- **WHAT IS NEEDED**
Lines where the string "name" appears are to be copied from the entries below.

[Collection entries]
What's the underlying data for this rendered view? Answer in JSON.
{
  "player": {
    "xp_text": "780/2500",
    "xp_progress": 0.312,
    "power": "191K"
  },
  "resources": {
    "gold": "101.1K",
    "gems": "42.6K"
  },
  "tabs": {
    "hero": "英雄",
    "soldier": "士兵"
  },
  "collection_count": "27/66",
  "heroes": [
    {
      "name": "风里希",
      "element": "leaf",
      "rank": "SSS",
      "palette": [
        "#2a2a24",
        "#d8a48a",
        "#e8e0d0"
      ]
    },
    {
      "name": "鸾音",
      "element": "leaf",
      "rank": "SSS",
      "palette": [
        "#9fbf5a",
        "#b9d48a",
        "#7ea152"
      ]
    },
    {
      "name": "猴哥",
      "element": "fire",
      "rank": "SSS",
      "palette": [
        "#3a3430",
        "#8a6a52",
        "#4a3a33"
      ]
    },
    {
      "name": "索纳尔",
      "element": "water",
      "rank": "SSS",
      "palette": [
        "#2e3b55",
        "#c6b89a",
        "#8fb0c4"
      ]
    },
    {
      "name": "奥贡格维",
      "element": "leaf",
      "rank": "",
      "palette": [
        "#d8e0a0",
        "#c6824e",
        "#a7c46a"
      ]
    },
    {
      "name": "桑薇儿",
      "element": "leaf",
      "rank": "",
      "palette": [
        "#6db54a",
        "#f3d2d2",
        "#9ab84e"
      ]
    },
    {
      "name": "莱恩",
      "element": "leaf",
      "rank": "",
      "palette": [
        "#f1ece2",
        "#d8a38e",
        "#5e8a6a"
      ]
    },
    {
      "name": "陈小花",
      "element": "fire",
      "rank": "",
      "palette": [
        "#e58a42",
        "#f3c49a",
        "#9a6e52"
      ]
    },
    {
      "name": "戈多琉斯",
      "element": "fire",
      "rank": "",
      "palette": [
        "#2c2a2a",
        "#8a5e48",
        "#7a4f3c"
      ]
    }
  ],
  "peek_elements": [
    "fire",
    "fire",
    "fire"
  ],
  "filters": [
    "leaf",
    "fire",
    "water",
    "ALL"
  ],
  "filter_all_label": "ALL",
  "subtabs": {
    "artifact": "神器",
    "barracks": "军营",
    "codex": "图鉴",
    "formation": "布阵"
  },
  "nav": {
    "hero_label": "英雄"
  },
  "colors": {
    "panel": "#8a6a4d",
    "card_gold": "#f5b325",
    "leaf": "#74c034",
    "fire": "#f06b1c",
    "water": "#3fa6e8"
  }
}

- **OUTPUT FOR THIS TASK**
      "name": "风里希",
      "name": "鸾音",
      "name": "猴哥",
      "name": "索纳尔",
      "name": "奥贡格维",
      "name": "桑薇儿",
      "name": "莱恩",
      "name": "陈小花",
      "name": "戈多琉斯",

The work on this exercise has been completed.